We did, however, finally have a nice, consistent standard that was readily measurable on its own terms without astronomical observations. But the Earth apparently didn’t get the message that it was supposed to conform to this new standard, and its rotation kept slowing, ever so slightly, with each passing year. In 1972, Coordinated Universal Time (which, for complicated reasons, goes by the initials UTC rather than CUT) was adopted as the new international standard, based on measurements from atomic clocks. (An aside: even atomic clocks don’t always agree with each other; the official universal standard is based on the average times from about 250 atomic clocks.) But astronomers still needed a timekeeping system that matched what they observed—irregularities and all.

To deal with the mismatch between UTC and astronomical time, the scientists charged with maintaining UTC decided that whenever that difference approached ±0.9 seconds, a “leap second” would be added to or subtracted from UTC as a correction—in other words, an occasional 61- or 59-second minute. Between 1972 and 1998, 22 such seconds were added. But then, for reasons that are not entirely clear, the planet decided to stick to an 86,400-second-a-day rotation for a while, and no leap seconds were needed from 1999 through 2004. From 2005 through 2018, only five leap seconds have been added—so, about one every three years on average. But historical data shows that the Earth has a habit of changing its rotational speed quite frequently, and the trend over many centuries has clearly been a gradual slowing. So most experts believe that the need for leap seconds will never entirely disappear.

Take a Leap

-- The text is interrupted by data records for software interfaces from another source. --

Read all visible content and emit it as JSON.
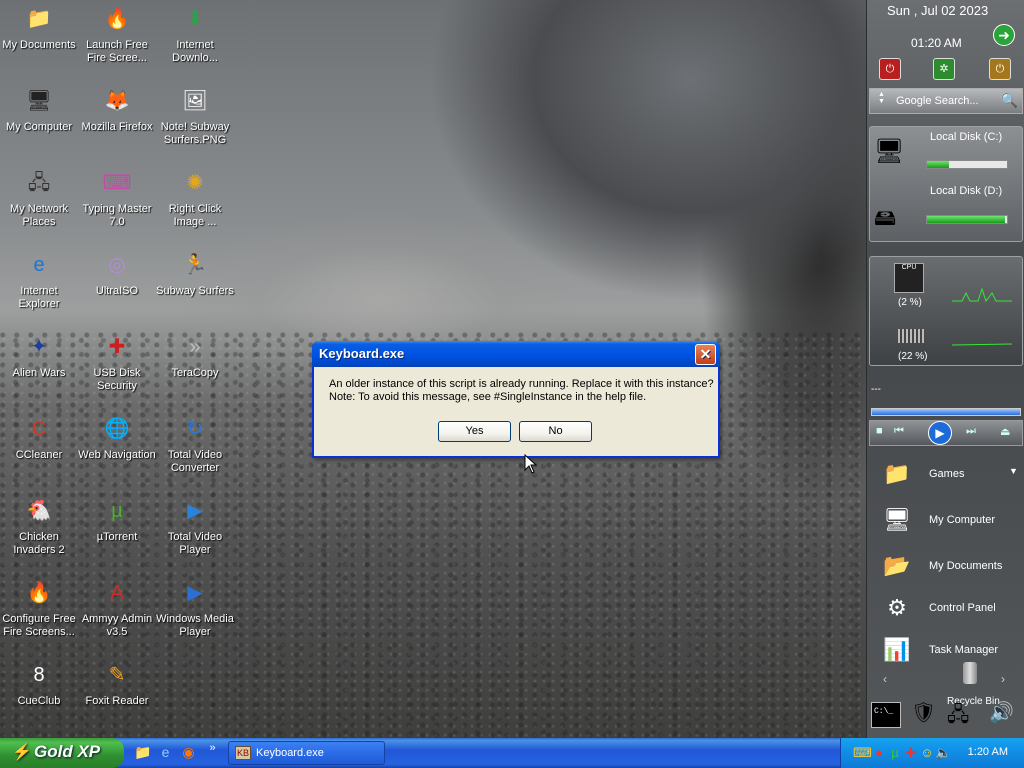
{
  "desktop": {
    "icons": [
      {
        "label": "My Documents",
        "glyph": "📁",
        "color": "#2b4e9a",
        "icon": "my-documents-icon"
      },
      {
        "label": "Launch Free Fire Scree...",
        "glyph": "🔥",
        "color": "#e8641a",
        "icon": "fire-icon"
      },
      {
        "label": "Internet Downlo...",
        "glyph": "⬇",
        "color": "#2aa14a",
        "icon": "download-globe-icon"
      },
      {
        "label": "My Computer",
        "glyph": "🖥",
        "color": "#222222",
        "icon": "monitor-icon"
      },
      {
        "label": "Mozilla Firefox",
        "glyph": "🦊",
        "color": "#e66a1e",
        "icon": "firefox-icon"
      },
      {
        "label": "Note! Subway Surfers.PNG",
        "glyph": "🖼",
        "color": "#ffffff",
        "icon": "image-file-icon"
      },
      {
        "label": "My Network Places",
        "glyph": "🖧",
        "color": "#333333",
        "icon": "network-places-icon"
      },
      {
        "label": "Typing Master 7.0",
        "glyph": "⌨",
        "color": "#c44aa8",
        "icon": "typing-master-icon"
      },
      {
        "label": "Right Click Image ...",
        "glyph": "✺",
        "color": "#e5a81c",
        "icon": "sun-gear-icon"
      },
      {
        "label": "Internet Explorer",
        "glyph": "e",
        "color": "#1b74d8",
        "icon": "internet-explorer-icon"
      },
      {
        "label": "UltraISO",
        "glyph": "◎",
        "color": "#b58bd6",
        "icon": "disc-icon"
      },
      {
        "label": "Subway Surfers",
        "glyph": "🏃",
        "color": "#3e7f33",
        "icon": "subway-surfers-icon"
      },
      {
        "label": "Alien Wars",
        "glyph": "✦",
        "color": "#1c3f9e",
        "icon": "alien-wars-icon"
      },
      {
        "label": "USB Disk Security",
        "glyph": "✚",
        "color": "#cc2020",
        "icon": "shield-icon"
      },
      {
        "label": "TeraCopy",
        "glyph": "»",
        "color": "#bfbfbf",
        "icon": "teracopy-icon"
      },
      {
        "label": "CCleaner",
        "glyph": "C",
        "color": "#d13a22",
        "icon": "ccleaner-icon"
      },
      {
        "label": "Web Navigation",
        "glyph": "🌐",
        "color": "#3a7bd5",
        "icon": "globe-icon"
      },
      {
        "label": "Total Video Converter",
        "glyph": "↻",
        "color": "#2a78d6",
        "icon": "converter-icon"
      },
      {
        "label": "Chicken Invaders 2",
        "glyph": "🐔",
        "color": "#d83a2a",
        "icon": "chicken-icon"
      },
      {
        "label": "µTorrent",
        "glyph": "µ",
        "color": "#4fae2f",
        "icon": "utorrent-icon"
      },
      {
        "label": "Total Video Player",
        "glyph": "▶",
        "color": "#2a83d9",
        "icon": "video-player-icon"
      },
      {
        "label": "Configure Free Fire Screens...",
        "glyph": "🔥",
        "color": "#e8641a",
        "icon": "fire-config-icon"
      },
      {
        "label": "Ammyy Admin v3.5",
        "glyph": "A",
        "color": "#c9302c",
        "icon": "ammyy-admin-icon"
      },
      {
        "label": "Windows Media Player",
        "glyph": "▶",
        "color": "#2b6ed4",
        "icon": "media-player-icon"
      },
      {
        "label": "CueClub",
        "glyph": "8",
        "color": "#ffffff",
        "icon": "cueclub-icon"
      },
      {
        "label": "Foxit Reader",
        "glyph": "✎",
        "color": "#f0a020",
        "icon": "foxit-reader-icon"
      }
    ]
  },
  "dialog": {
    "title": "Keyboard.exe",
    "close_glyph": "✕",
    "line1": "An older instance of this script is already running.  Replace it with this instance?",
    "line2": "Note: To avoid this message, see #SingleInstance in the help file.",
    "yes_label": "Yes",
    "no_label": "No"
  },
  "sidebar": {
    "date": "Sun , Jul 02 2023",
    "time": "01:20 AM",
    "search_placeholder": "Google Search...",
    "disks": [
      {
        "label": "Local Disk (C:)",
        "used_fraction": 0.27
      },
      {
        "label": "Local Disk (D:)",
        "used_fraction": 0.97
      }
    ],
    "cpu_percent": "(2 %)",
    "mem_percent": "(22 %)",
    "cpu_label": "CPU",
    "media_title": "---",
    "items": [
      {
        "label": "Games",
        "glyph": "📁",
        "icon": "games-folder-icon"
      },
      {
        "label": "My Computer",
        "glyph": "🖥",
        "icon": "my-computer-icon"
      },
      {
        "label": "My Documents",
        "glyph": "📂",
        "icon": "my-documents-folder-icon"
      },
      {
        "label": "Control Panel",
        "glyph": "⚙",
        "icon": "control-panel-icon"
      },
      {
        "label": "Task Manager",
        "glyph": "📊",
        "icon": "task-manager-icon"
      }
    ],
    "recycle_label": "Recycle Bin",
    "cmd_label": "C:\\_"
  },
  "taskbar": {
    "start_label": "Gold XP",
    "task_label": "Keyboard.exe",
    "task_icon_text": "KB",
    "clock": "1:20 AM",
    "quicklaunch_more": "»"
  }
}
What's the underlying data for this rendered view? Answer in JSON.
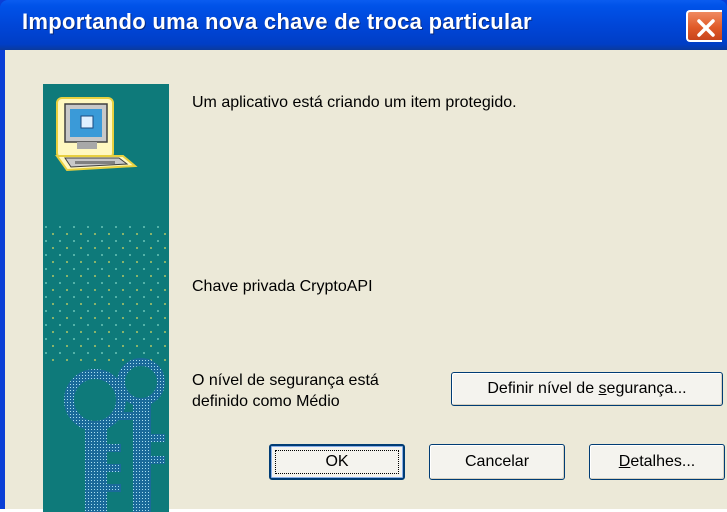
{
  "window": {
    "title": "Importando uma nova chave de troca particular"
  },
  "content": {
    "message": "Um aplicativo está criando um item protegido.",
    "key_name": "Chave privada CryptoAPI",
    "security_level_line1": "O nível de segurança está",
    "security_level_line2": "definido como Médio"
  },
  "buttons": {
    "set_security_level_before": "Definir nível de ",
    "set_security_level_mnemonic": "s",
    "set_security_level_after": "egurança...",
    "ok": "OK",
    "cancel": "Cancelar",
    "details_mnemonic": "D",
    "details_after": "etalhes..."
  },
  "icons": {
    "close": "close-icon",
    "computer": "computer-icon",
    "keys": "keys-icon"
  },
  "colors": {
    "titlebar": "#0046d8",
    "dialog_background": "#ece9d8",
    "side_panel": "#0e7a7a",
    "close_button": "#e05a28"
  }
}
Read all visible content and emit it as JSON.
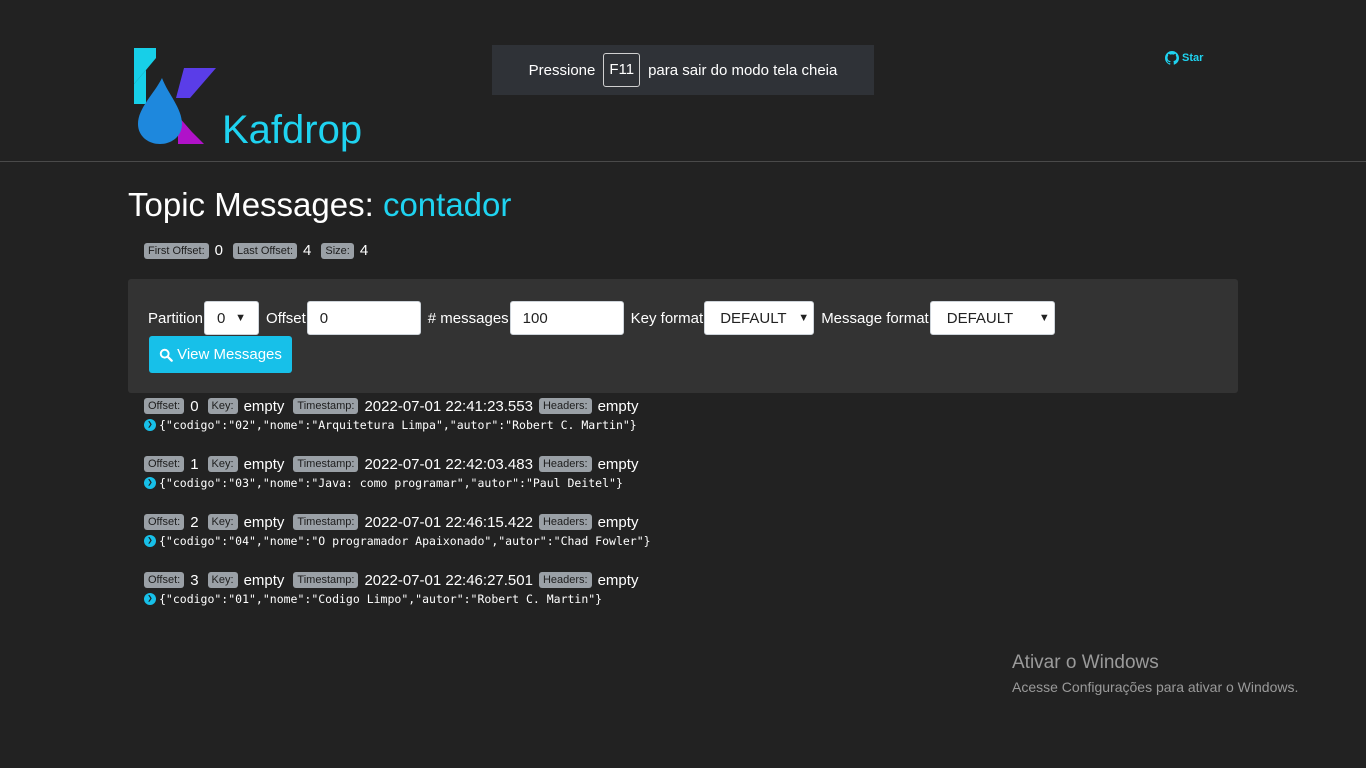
{
  "header": {
    "brand": "Kafdrop",
    "star_label": "Star"
  },
  "fullscreen_notice": {
    "prefix": "Pressione",
    "key": "F11",
    "suffix": "para sair do modo tela cheia"
  },
  "title": {
    "prefix": "Topic Messages:",
    "topic": "contador"
  },
  "stats": {
    "first_offset_label": "First Offset:",
    "first_offset": "0",
    "last_offset_label": "Last Offset:",
    "last_offset": "4",
    "size_label": "Size:",
    "size": "4"
  },
  "form": {
    "partition_label": "Partition",
    "partition_value": "0",
    "offset_label": "Offset",
    "offset_value": "0",
    "messages_label": "# messages",
    "messages_value": "100",
    "key_format_label": "Key format",
    "key_format_value": "DEFAULT",
    "message_format_label": "Message format",
    "message_format_value": "DEFAULT",
    "view_button": "View Messages"
  },
  "labels": {
    "offset": "Offset:",
    "key": "Key:",
    "timestamp": "Timestamp:",
    "headers": "Headers:"
  },
  "messages": [
    {
      "offset": "0",
      "key": "empty",
      "timestamp": "2022-07-01 22:41:23.553",
      "headers": "empty",
      "body": "{\"codigo\":\"02\",\"nome\":\"Arquitetura Limpa\",\"autor\":\"Robert C. Martin\"}"
    },
    {
      "offset": "1",
      "key": "empty",
      "timestamp": "2022-07-01 22:42:03.483",
      "headers": "empty",
      "body": "{\"codigo\":\"03\",\"nome\":\"Java: como programar\",\"autor\":\"Paul Deitel\"}"
    },
    {
      "offset": "2",
      "key": "empty",
      "timestamp": "2022-07-01 22:46:15.422",
      "headers": "empty",
      "body": "{\"codigo\":\"04\",\"nome\":\"O programador Apaixonado\",\"autor\":\"Chad Fowler\"}"
    },
    {
      "offset": "3",
      "key": "empty",
      "timestamp": "2022-07-01 22:46:27.501",
      "headers": "empty",
      "body": "{\"codigo\":\"01\",\"nome\":\"Codigo Limpo\",\"autor\":\"Robert C. Martin\"}"
    }
  ],
  "watermark": {
    "title": "Ativar o Windows",
    "subtitle": "Acesse Configurações para ativar o Windows."
  },
  "colors": {
    "background": "#222222",
    "accent": "#1fd3f0",
    "button": "#17c0e9",
    "panel": "#333333"
  }
}
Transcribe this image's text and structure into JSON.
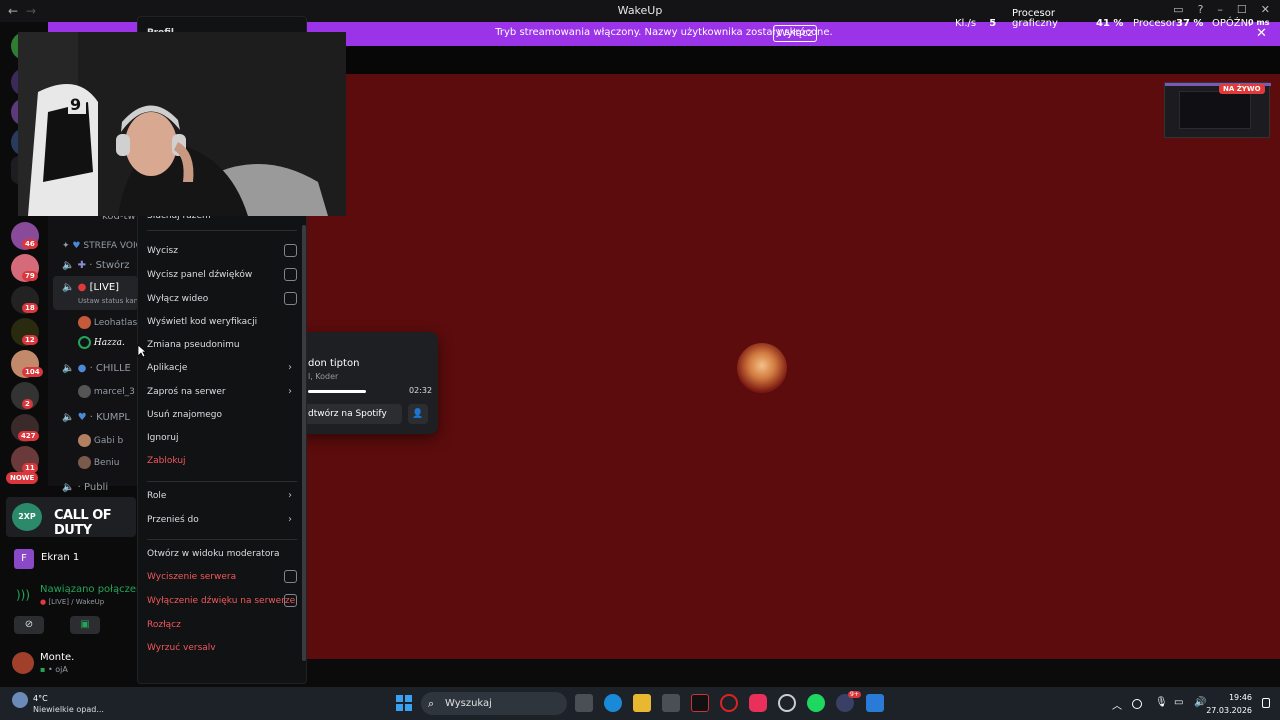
{
  "window": {
    "title": "WakeUp",
    "back": "←",
    "forward": "→",
    "minimize": "–",
    "maximize": "☐",
    "close": "✕",
    "help": "?"
  },
  "banner": {
    "text": "Tryb streamowania włączony. Nazwy użytkownika zostały skrócone.",
    "button": "Wyłącz",
    "close": "✕",
    "stats": {
      "fps_label": "Kl./s",
      "fps_value": "5",
      "gpu_label_1": "Procesor",
      "gpu_label_2": "graficzny",
      "gpu_value": "41 %",
      "cpu_label": "Procesor",
      "cpu_value": "37 %",
      "latency_label": "OPÓŹN.",
      "latency_value": "0 ms"
    }
  },
  "rail": {
    "badges": [
      "46",
      "79",
      "18",
      "12",
      "104",
      "2",
      "427",
      "11"
    ],
    "new_label": "NOWE"
  },
  "channels": {
    "items": [
      {
        "text": "kod-tw",
        "type": "text"
      },
      {
        "text": "STREFA VOICE",
        "type": "category"
      },
      {
        "text": "· Stwórz",
        "type": "voice"
      },
      {
        "text": "[LIVE]",
        "type": "voice-active"
      },
      {
        "text": "Ustaw status kan",
        "type": "sub"
      },
      {
        "text": "Leohatlas",
        "type": "member"
      },
      {
        "text": "Hazza.",
        "type": "member"
      },
      {
        "text": "· CHILLE",
        "type": "voice"
      },
      {
        "text": "marcel_3",
        "type": "member"
      },
      {
        "text": "· KUMPL",
        "type": "voice"
      },
      {
        "text": "Gabi b",
        "type": "member"
      },
      {
        "text": "Beniu",
        "type": "member"
      },
      {
        "text": "· Publi",
        "type": "voice"
      }
    ]
  },
  "game": {
    "name": "CALL OF DUTY",
    "badge": "2XP"
  },
  "screen_share": {
    "icon_letter": "F",
    "label": "Ekran 1"
  },
  "voice_status": {
    "title": "Nawiązano połączenie",
    "subtitle": "[LIVE] / WakeUp"
  },
  "user": {
    "name": "Monte.",
    "status": "ojA"
  },
  "context_menu": {
    "top_label": "Profil",
    "items": [
      {
        "label": "Słuchaj razem",
        "style": "normal",
        "control": "none"
      },
      {
        "label": "Wycisz",
        "style": "normal",
        "control": "checkbox"
      },
      {
        "label": "Wycisz panel dźwięków",
        "style": "normal",
        "control": "checkbox"
      },
      {
        "label": "Wyłącz wideo",
        "style": "normal",
        "control": "checkbox"
      },
      {
        "label": "Wyświetl kod weryfikacji",
        "style": "normal",
        "control": "none"
      },
      {
        "label": "Zmiana pseudonimu",
        "style": "normal",
        "control": "none"
      },
      {
        "label": "Aplikacje",
        "style": "normal",
        "control": "submenu"
      },
      {
        "label": "Zaproś na serwer",
        "style": "normal",
        "control": "submenu"
      },
      {
        "label": "Usuń znajomego",
        "style": "normal",
        "control": "none"
      },
      {
        "label": "Ignoruj",
        "style": "normal",
        "control": "none"
      },
      {
        "label": "Zablokuj",
        "style": "danger",
        "control": "none"
      },
      {
        "label": "Role",
        "style": "normal",
        "control": "submenu"
      },
      {
        "label": "Przenieś do",
        "style": "normal",
        "control": "submenu"
      },
      {
        "label": "Otwórz w widoku moderatora",
        "style": "normal",
        "control": "none"
      },
      {
        "label": "Wyciszenie serwera",
        "style": "danger",
        "control": "checkbox"
      },
      {
        "label": "Wyłączenie dźwięku na serwerze",
        "style": "danger",
        "control": "checkbox"
      },
      {
        "label": "Rozłącz",
        "style": "danger",
        "control": "none"
      },
      {
        "label": "Wyrzuć versalv",
        "style": "danger",
        "control": "none"
      }
    ]
  },
  "spotify": {
    "track": "don tipton",
    "artist": "l, Koder",
    "time": "02:32",
    "progress": 0.6,
    "open_button": "dtwórz na Spotify"
  },
  "live_preview": {
    "badge": "NA ŻYWO"
  },
  "taskbar": {
    "weather_temp": "4°C",
    "weather_desc": "Niewielkie opad...",
    "search_placeholder": "Wyszukaj",
    "time": "19:46",
    "date": "27.03.2026",
    "discord_badge": "9+"
  },
  "colors": {
    "banner": "#9b33e8",
    "stage": "#5c0c0c",
    "danger": "#f2585b",
    "menu": "#111214"
  }
}
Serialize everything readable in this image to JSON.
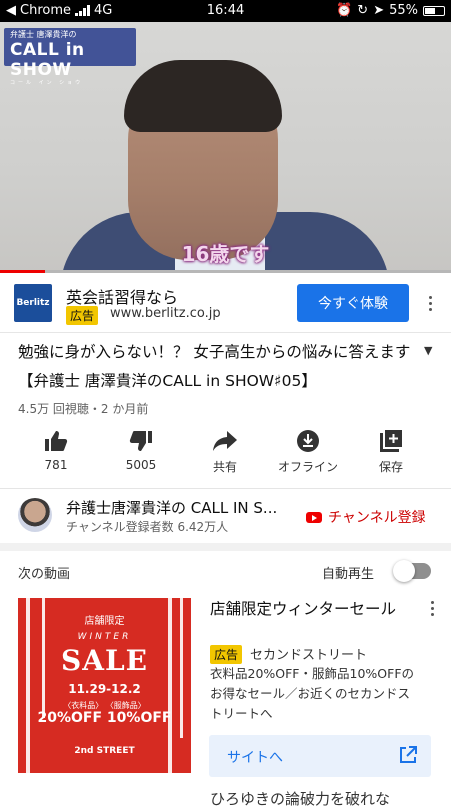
{
  "status_bar": {
    "carrier": "Chrome",
    "network": "4G",
    "time": "16:44",
    "battery": "55%"
  },
  "video": {
    "brand_small": "弁護士 唐澤貴洋の",
    "brand_main": "CALL in SHOW",
    "brand_ruby": "コール イン ショウ",
    "caption": "16歳です",
    "progress_fraction": 0.1
  },
  "ad": {
    "logo_text": "Berlitz",
    "title": "英会話習得なら",
    "badge": "広告",
    "url": "www.berlitz.co.jp",
    "cta": "今すぐ体験"
  },
  "video_info": {
    "title": "勉強に身が入らない！？ 女子高生からの悩みに答えます【弁護士 唐澤貴洋のCALL in SHOW♯05】",
    "meta": "4.5万 回視聴・2 か月前"
  },
  "actions": [
    {
      "icon": "thumb-up-icon",
      "label": "781"
    },
    {
      "icon": "thumb-down-icon",
      "label": "5005"
    },
    {
      "icon": "share-icon",
      "label": "共有"
    },
    {
      "icon": "download-icon",
      "label": "オフライン"
    },
    {
      "icon": "add-to-playlist-icon",
      "label": "保存"
    }
  ],
  "channel": {
    "name": "弁護士唐澤貴洋の CALL IN S...",
    "subscribers": "チャンネル登録者数 6.42万人",
    "subscribe_label": "チャンネル登録"
  },
  "up_next": {
    "label": "次の動画",
    "autoplay_label": "自動再生",
    "autoplay_on": false
  },
  "next_ad": {
    "title": "店舗限定ウィンターセール",
    "badge": "広告",
    "advertiser": "セカンドストリート",
    "description": "衣料品20%OFF・服飾品10%OFFのお得なセール／お近くのセカンドストリートへ",
    "site_button": "サイトへ",
    "thumbnail": {
      "line1": "店舗限定",
      "line2": "WINTER",
      "line3": "SALE",
      "line4": "11.29-12.2",
      "line5": "〈衣料品〉 〈服飾品〉",
      "line6": "20%OFF 10%OFF",
      "line7": "2nd STREET"
    }
  },
  "next_peek": "ひろゆきの論破力を破れな"
}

On the other hand, quite a few people are fed up with the whole notion of leap seconds for reasons both philosophical and practical. For one thing, a lot of the world’s clocks and computer systems were not designed to handle leap seconds elegantly. This is not usually a big deal, but sometimes, the difference of a second means everything—in financial transactions, for example, where the prices of stock, currency, or whatnot can change instantly. More importantly, if the planet’s rotation continues to slow at its historical rate, leap seconds will eventually be needed more and more often. In as little as a few years, the increased disparity between UTC and other timekeeping standards could cause serious problems, including potential failure of the GPS system and other navigational tools. And on a much longer time scale—say, 50,000 years—the Earth’s rotation could take 86,401 SI seconds each day, meaning we’d need to add a leap second every single day, or else redefine “second” to support the facts.

So one proposal currently being considered by the world’s standards committees is simply to stick with UTC but abandon the use of leap seconds altogether. That sounds easy enough, but there are some drawbacks. Doing so would make astronomers’ work harder and require that they invest a lot of money in upgrading their equipment. As for the rest of us, we’d simply live with the small difference between astronomical time and atomic time until it accumulated to 60 minutes—at which point we would simply add a “leap hour,” just as most of us do once a year at the end of Daylight Saving Time. The first such hour wouldn’t happen for more than four centuries, at which point it would be someone else’s problem to worry about.

Until the world’s timekeeping experts get this all sorted out—which may be never—the International Earth Rotation and Reference Systems Service carefully measures the speed of the Earth’s rotation, issuing periodic bulletins as to whether we need to add another leap second at the end of the following June or December. If and when the next leap second occurs, you probably won’t notice. But many millennia in the future, your descendants may finally get 25-hour days.

Note: This is an updated version of an article that originally appeared on Interesting Thing of the Day on April 29, 2005.